BPF debate: “Should BTR be allocated its own Use Class?”
The discussion focused on the question: “Should BTR be allocated its own Use Class?” Below are Helen’s key takeaways:
A key issue faced by BtR developers’ centres on viability, of which quantum of affordable housing to be provided is a major factor. There are cogent arguments for a lower delivery percentage in the BtR sector, when combined with other tenures which provide a discount to market product.
Traditionally, councils built housing and were funded partly by Government subsidy. For example, in the 1950s and 1960s, the increased development of high-rise blocks was linked to higher subsidy for those types of developments, which seemed the ideal solution to the housing problem in the post-war period. Right to Buy was introduced under The Housing Act 1980 and local authorities were then forced to sell stock. Nationally, over one million houses were sold within a 10-year period and many of these have not been replaced with new stock.
The idea of a Use Class separate from the general C3 Use Class was mooted some years ago in the NPPF. Following the Montagu Report in 2012, the BtR Sector has grown at pace both in terms of urban and suburban locations, however there remains a chronic shortfall in rental housing and the number of starts has slowed. In the planning system, we are only now getting a uniform approach to viability assessments in London and some other major cities, but not really elsewhere in the country. That leaves a lot of variation in the viability assessments submitted in support of application.
In addition, a lot of local authorities don’t have the skillset to properly review assessments, which can sometimes lead to a less than optimum level of affordable housing. Politicians at the local, regional, and national level tend to focus on the quantum of affordable housing provided and not how affordable the product is. Social rented housing “costs” the developer more than intermediate housing, so the developer will provide less in overall unit numbers.
Splitting the C3 Use Class in return for a lower percentage, or quantum, of affordable housing sounds attractive. However, it would likely result in perpetuity BtR units, which makes investors nervous regarding exit strategy. The current model can provide flexibility in terms of being able to provide for an either/or scheme through section 106 obligations, applying a different viability regime for BTR schemes. A reduced quantum of affordable housing for BtR schemes is workable, but only if accompanied by clawback provisions, which means if one then decides to sell on the open market within the stated period, one needs to pay back additional sums for affordable housing.

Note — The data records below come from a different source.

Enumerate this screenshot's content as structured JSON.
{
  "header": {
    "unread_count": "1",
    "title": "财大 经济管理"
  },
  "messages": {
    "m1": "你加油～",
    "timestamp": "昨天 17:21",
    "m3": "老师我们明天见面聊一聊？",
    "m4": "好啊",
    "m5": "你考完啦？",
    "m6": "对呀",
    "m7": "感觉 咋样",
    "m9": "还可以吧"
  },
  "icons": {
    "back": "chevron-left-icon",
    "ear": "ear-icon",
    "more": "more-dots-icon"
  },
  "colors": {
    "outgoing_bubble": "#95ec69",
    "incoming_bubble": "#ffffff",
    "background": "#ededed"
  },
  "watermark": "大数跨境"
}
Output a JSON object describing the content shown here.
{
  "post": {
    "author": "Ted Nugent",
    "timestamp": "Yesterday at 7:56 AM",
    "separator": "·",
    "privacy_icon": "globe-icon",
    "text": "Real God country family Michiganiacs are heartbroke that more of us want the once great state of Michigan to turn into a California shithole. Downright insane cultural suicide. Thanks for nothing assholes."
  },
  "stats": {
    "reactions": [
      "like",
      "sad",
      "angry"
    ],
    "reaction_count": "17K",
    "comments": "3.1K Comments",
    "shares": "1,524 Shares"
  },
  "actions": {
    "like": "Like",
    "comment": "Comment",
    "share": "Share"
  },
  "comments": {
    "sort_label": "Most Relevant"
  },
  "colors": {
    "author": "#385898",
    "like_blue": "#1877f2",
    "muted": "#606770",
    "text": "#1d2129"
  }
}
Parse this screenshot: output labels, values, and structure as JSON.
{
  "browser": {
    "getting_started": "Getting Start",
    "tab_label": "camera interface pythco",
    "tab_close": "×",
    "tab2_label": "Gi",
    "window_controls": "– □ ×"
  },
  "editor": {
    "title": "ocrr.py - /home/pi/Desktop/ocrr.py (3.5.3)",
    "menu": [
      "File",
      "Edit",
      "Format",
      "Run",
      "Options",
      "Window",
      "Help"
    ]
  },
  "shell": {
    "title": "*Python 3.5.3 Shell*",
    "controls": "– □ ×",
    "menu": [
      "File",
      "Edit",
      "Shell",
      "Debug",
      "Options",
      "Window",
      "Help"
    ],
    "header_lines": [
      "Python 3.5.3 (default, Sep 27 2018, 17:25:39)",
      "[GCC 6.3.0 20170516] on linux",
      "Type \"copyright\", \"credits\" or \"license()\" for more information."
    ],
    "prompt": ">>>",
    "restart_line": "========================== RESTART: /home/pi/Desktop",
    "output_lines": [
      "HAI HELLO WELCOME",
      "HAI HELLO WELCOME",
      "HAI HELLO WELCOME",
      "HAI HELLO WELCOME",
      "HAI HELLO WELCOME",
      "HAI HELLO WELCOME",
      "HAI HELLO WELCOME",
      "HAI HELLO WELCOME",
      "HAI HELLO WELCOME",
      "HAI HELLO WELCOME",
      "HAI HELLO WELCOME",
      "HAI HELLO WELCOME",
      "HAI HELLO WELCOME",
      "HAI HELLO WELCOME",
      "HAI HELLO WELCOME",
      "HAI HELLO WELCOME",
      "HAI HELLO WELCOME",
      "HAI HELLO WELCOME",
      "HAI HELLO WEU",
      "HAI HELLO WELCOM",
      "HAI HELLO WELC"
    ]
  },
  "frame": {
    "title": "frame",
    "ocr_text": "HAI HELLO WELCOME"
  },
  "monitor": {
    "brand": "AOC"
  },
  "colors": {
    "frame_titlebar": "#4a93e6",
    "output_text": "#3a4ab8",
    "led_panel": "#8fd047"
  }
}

Beyond the planning system itself, from a market perspective, rental demand continues to outstrip supply. Demand continues to rise due to difficulties faced by, in particularly the younger generation, accessing mortgage products to buy homes.
The supply pipeline, although remaining strong, has been hampered by a combination of Covid-19 issues, higher cost of money and higher construction costs driven by inflationary pressure, and political uncertainty in the economy following Brexit. New legislation – the Building Safety Act (in particular, the London requirement for second staircases in tall buildings), the Infrastructure Levy, alongside potential rent control legislation and the Renters Reform Bill (which axes the Section 21 Notice Procedure), all impact on the decisions of developers and investors alike, to stay in the BtR sector.
The supply side issues outlined above can really only be addressed through lowering overall cost of delivery. This could be done by a lower affordable housing requirement, but there are other ways of incentivising on the supply side. If the government is serious about housing delivery it will look to address this and ease the burden on developers and investors grappling with the current planning regime, as well as the other changes outlined above.